In young people with cerebral palsy, strength training increases the forces that their muscles produce. But does that mean that strength training helps young people with cerebral palsy walk better? Professor Nicholas Taylor talks about strength training and mobility in young people with cerebral palsy.
Training improves task performance due to improved motor control through practice. Intriguingly, training with one limb can improve task performance with the other, untrained limb. This phenomenon is known as interlimb transfer or cross education, and it is important for rehabilitation when the most affected limb cannot engage in training […]
Previous research supports the use of resistance training as a safe and effective exercise intervention for disabled stroke patients (Lee et al. 2010; Pak & Patten 2008). Although resistance training programs for stroke typically target improvements in maximal muscle strength, gains in muscle endurance (i.e. the ability to sustain submaximal […]
Imagine that the New Year has just begun. You’ve made a resolution to improve your physical fitness. In particular, you want to improve your muscle strength. You’ve heard that people with stronger muscles live longer and have less difficulty standing, walking, and using the toilet when they get older (Rantanen […]
Making people trip and slip under controlled conditions in the lab (perturbation training) promises to be a quick method to train people how to avoid falls in the real world. Professor Stephen Lord and his team at NeuRA are investigating the effectiveness of perturbation training for preventing falls in the […]

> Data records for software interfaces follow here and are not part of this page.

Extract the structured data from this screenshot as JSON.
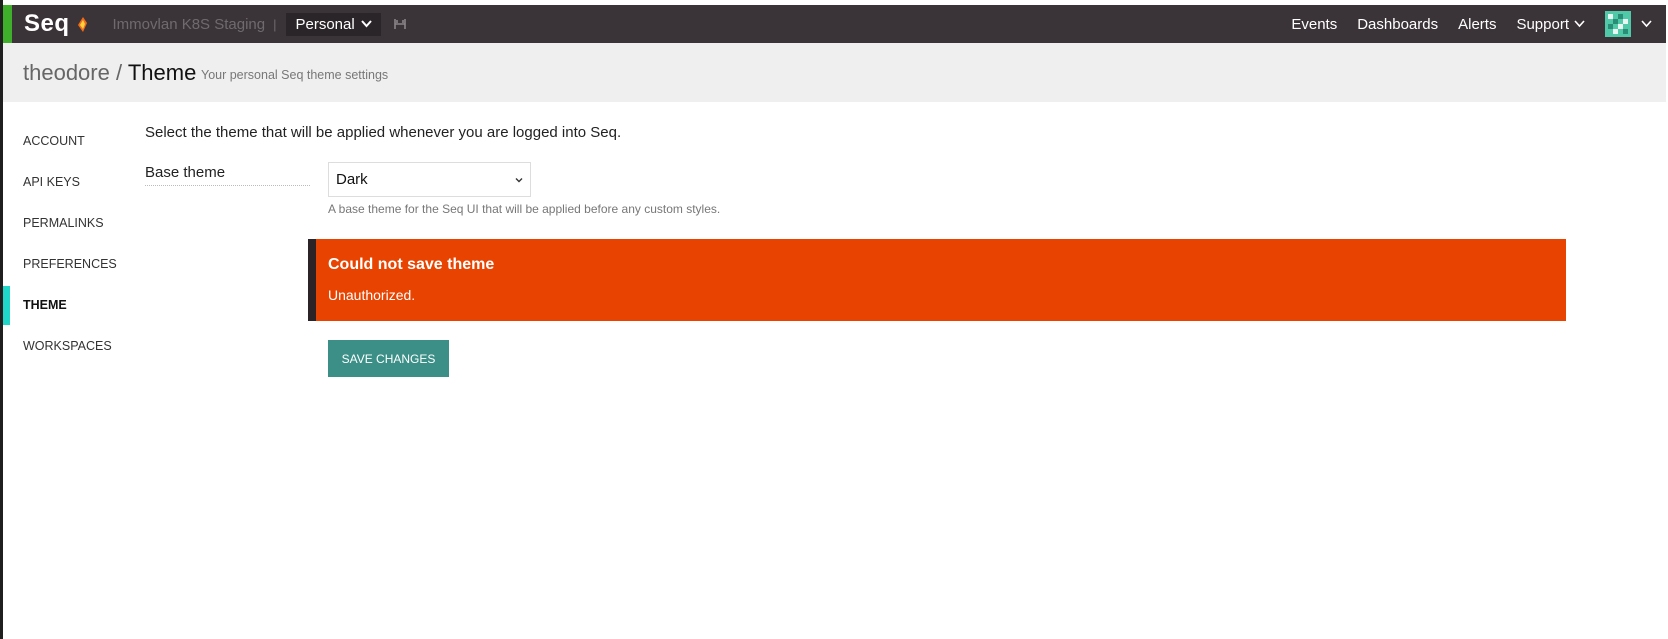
{
  "topbar": {
    "logo": "Seq",
    "instance_name": "Immovlan K8S Staging",
    "separator": "|",
    "workspace": "Personal",
    "nav": {
      "events": "Events",
      "dashboards": "Dashboards",
      "alerts": "Alerts",
      "support": "Support"
    }
  },
  "header": {
    "user": "theodore",
    "slash": "/",
    "page": "Theme",
    "subtitle": "Your personal Seq theme settings"
  },
  "sidebar": {
    "items": [
      {
        "label": "ACCOUNT"
      },
      {
        "label": "API KEYS"
      },
      {
        "label": "PERMALINKS"
      },
      {
        "label": "PREFERENCES"
      },
      {
        "label": "THEME",
        "active": true
      },
      {
        "label": "WORKSPACES"
      }
    ]
  },
  "main": {
    "intro": "Select the theme that will be applied whenever you are logged into Seq.",
    "base_theme_label": "Base theme",
    "base_theme_value": "Dark",
    "base_theme_help": "A base theme for the Seq UI that will be applied before any custom styles.",
    "error_title": "Could not save theme",
    "error_message": "Unauthorized.",
    "save_label": "SAVE CHANGES"
  },
  "colors": {
    "topbar": "#3a3438",
    "accent_green": "#3fae2a",
    "active_indicator": "#1fd6c8",
    "error": "#e84300",
    "save_button": "#3b8f87"
  },
  "icons": [
    "seq-flame-icon",
    "chevron-down-icon",
    "pin-icon",
    "avatar-identicon"
  ]
}
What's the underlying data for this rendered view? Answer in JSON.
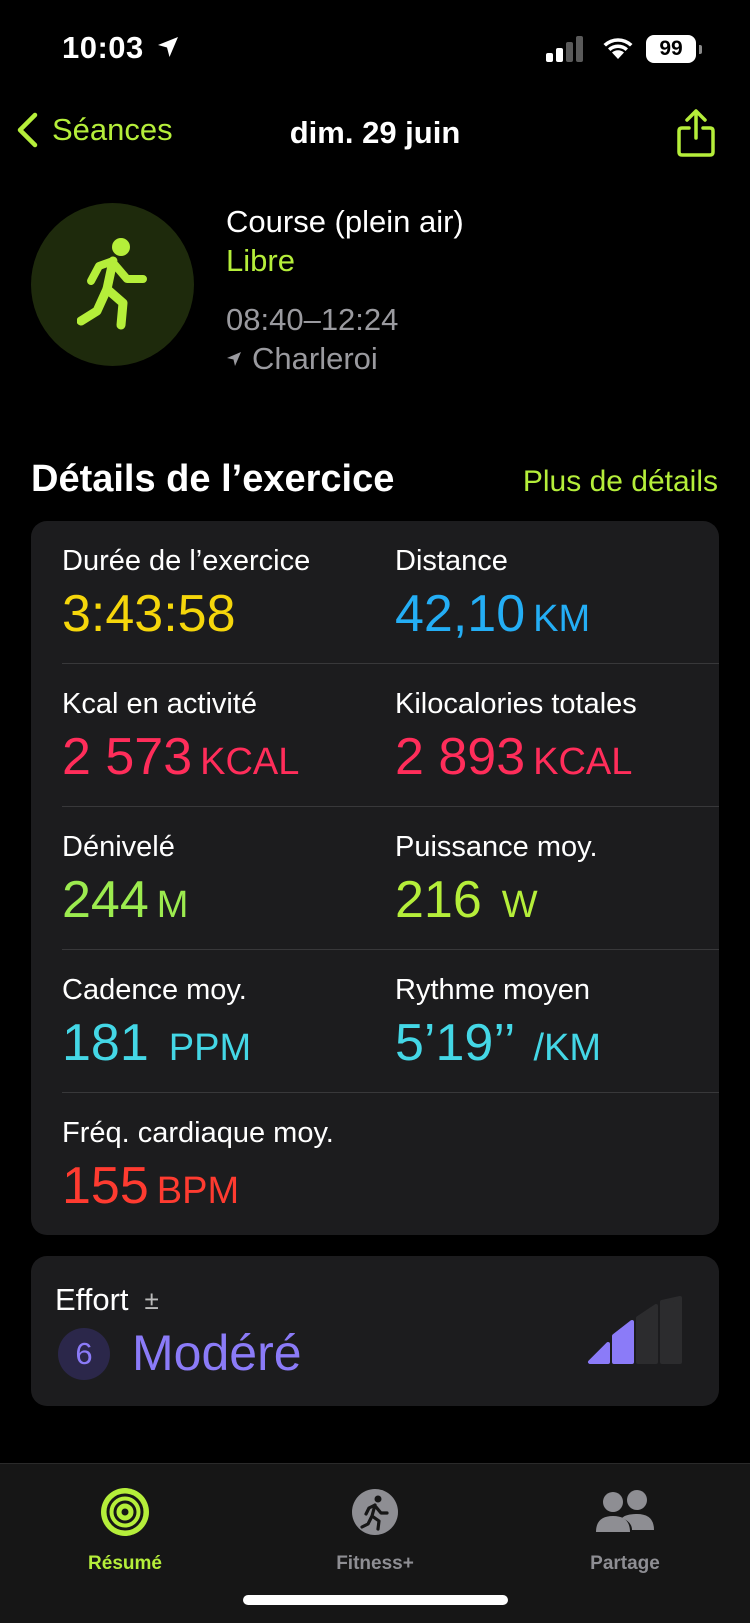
{
  "status": {
    "time": "10:03",
    "battery": "99"
  },
  "nav": {
    "back_label": "Séances",
    "title": "dim. 29 juin"
  },
  "workout": {
    "type": "Course (plein air)",
    "goal": "Libre",
    "time_range": "08:40–12:24",
    "location": "Charleroi"
  },
  "section": {
    "title": "Détails de l’exercice",
    "more": "Plus de détails"
  },
  "metrics": {
    "duration": {
      "label": "Durée de l’exercice",
      "value": "3:43:58",
      "color": "#f5d60b"
    },
    "distance": {
      "label": "Distance",
      "value": "42,10",
      "unit": "KM",
      "color": "#24aef5"
    },
    "active_kcal": {
      "label": "Kcal en activité",
      "value": "2 573",
      "unit": "KCAL",
      "color": "#ff2d5a"
    },
    "total_kcal": {
      "label": "Kilocalories totales",
      "value": "2 893",
      "unit": "KCAL",
      "color": "#ff2d5a"
    },
    "elevation": {
      "label": "Dénivelé",
      "value": "244",
      "unit": "M",
      "color": "#9ceb4f"
    },
    "power": {
      "label": "Puissance moy.",
      "value": "216",
      "unit": "W",
      "color": "#b5ee3a"
    },
    "cadence": {
      "label": "Cadence moy.",
      "value": "181",
      "unit": "PPM",
      "color": "#44d7e6"
    },
    "pace": {
      "label": "Rythme moyen",
      "value": "5’19’’",
      "unit": "/KM",
      "color": "#44d7e6"
    },
    "heart_rate": {
      "label": "Fréq. cardiaque moy.",
      "value": "155",
      "unit": "BPM",
      "color": "#ff3b30"
    }
  },
  "effort": {
    "label": "Effort",
    "plus_minus": "±",
    "score": "6",
    "level_text": "Modéré",
    "level_filled_bars": 2,
    "level_total_bars": 4
  },
  "tabs": [
    {
      "label": "Résumé",
      "icon": "activity-rings-icon",
      "active": true
    },
    {
      "label": "Fitness+",
      "icon": "fitness-plus-icon",
      "active": false
    },
    {
      "label": "Partage",
      "icon": "people-icon",
      "active": false
    }
  ],
  "colors": {
    "accent": "#b5ee3a",
    "effort": "#8b7bf8",
    "card": "#1c1c1e"
  }
}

Balance exercise programs are an effective way to prevent falls in older people. Exercises are mostly focused on controlling the center of mass while reducing the base of support, for example by standing on one leg. Balance control however, also requires adaptive responses that would require a person to either […]